For instance, it can be surmised that the section on hard power and its utilisation in the document has had the input of the general, Lt Gen Menon, who as head of the National Defence College provided the impetus to this exercise. He is currently Military Adviser in the NSCS. Therefore, while acknowledging the limitations of an individual’s influence in India’s national security system that is better interpreted by bureaucratic politics, access to his views in this document can provide some clue to India’s approach to hard power. This, though meagre, is better than having nothing to work on.
The hard power discussion is in Chapters 3, 4 and 5, covering conventional, subconventional and nuclear domains respectively. A significant parameter for the use of military force is given out as, ‘The challenge for the military establishment is to shape our hard power capabilities in tandem with India’s political objectives, while remaining within the ambit of the political and strategic logic imposed by nuclear weapons.’ This owes to the logic of nuclear thresholds and the escalation possibilities that the paper recognises, clear-eyed. The problem arises when the paper goes on to suggest that, ‘we will have to shape our capabilities so that we effectively expand the range of practical options available under the nuclear overhang.’ This is self-contradictory.

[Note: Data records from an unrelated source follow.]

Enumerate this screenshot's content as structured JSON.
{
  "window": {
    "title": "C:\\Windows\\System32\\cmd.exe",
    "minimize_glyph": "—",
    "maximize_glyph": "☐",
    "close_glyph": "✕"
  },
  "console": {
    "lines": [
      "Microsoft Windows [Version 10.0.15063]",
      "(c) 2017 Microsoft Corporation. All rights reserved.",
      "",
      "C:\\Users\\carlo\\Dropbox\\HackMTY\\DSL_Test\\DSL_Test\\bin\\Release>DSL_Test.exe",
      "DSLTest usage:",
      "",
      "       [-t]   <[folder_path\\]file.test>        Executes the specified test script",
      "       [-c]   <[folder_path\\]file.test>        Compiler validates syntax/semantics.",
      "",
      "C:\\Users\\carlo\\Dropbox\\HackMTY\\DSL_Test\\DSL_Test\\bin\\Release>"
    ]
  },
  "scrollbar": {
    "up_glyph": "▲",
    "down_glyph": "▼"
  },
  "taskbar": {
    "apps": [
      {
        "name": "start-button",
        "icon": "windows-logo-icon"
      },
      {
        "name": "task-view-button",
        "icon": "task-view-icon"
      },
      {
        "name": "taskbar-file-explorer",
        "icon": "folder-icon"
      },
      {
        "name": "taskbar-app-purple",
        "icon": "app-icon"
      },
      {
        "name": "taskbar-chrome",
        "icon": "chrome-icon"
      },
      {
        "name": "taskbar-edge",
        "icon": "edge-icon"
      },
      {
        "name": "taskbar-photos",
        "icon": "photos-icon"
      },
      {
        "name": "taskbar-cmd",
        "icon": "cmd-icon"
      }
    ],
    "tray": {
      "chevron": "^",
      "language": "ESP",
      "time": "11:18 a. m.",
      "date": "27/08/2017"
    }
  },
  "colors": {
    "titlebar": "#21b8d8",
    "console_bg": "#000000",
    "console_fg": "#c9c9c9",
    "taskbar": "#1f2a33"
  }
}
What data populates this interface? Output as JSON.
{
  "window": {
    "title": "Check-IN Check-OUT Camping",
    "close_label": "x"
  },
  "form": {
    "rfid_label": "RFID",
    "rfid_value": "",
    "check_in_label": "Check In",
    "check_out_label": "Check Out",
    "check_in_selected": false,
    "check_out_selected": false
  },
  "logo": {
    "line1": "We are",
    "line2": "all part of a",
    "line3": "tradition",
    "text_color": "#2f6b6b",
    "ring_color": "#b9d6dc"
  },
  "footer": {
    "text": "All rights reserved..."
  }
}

The nuclear overhang instead suggests that usable military options are passé. India’s pursuit of these in the perception of facing a ‘two front threat’ can result in the phenomenon of a security dilemma engulfing the three states: India, Pakistan and China. While this is currently being played out in the form of arms races, there is potential of inflamed nationalisms transforming future crises into conflict. The belief that doable options exist, that rumination such as this present in order to avoid being marginalised, comprises the first step up the escalation ladder.
The graver problem is that the government does not know any better.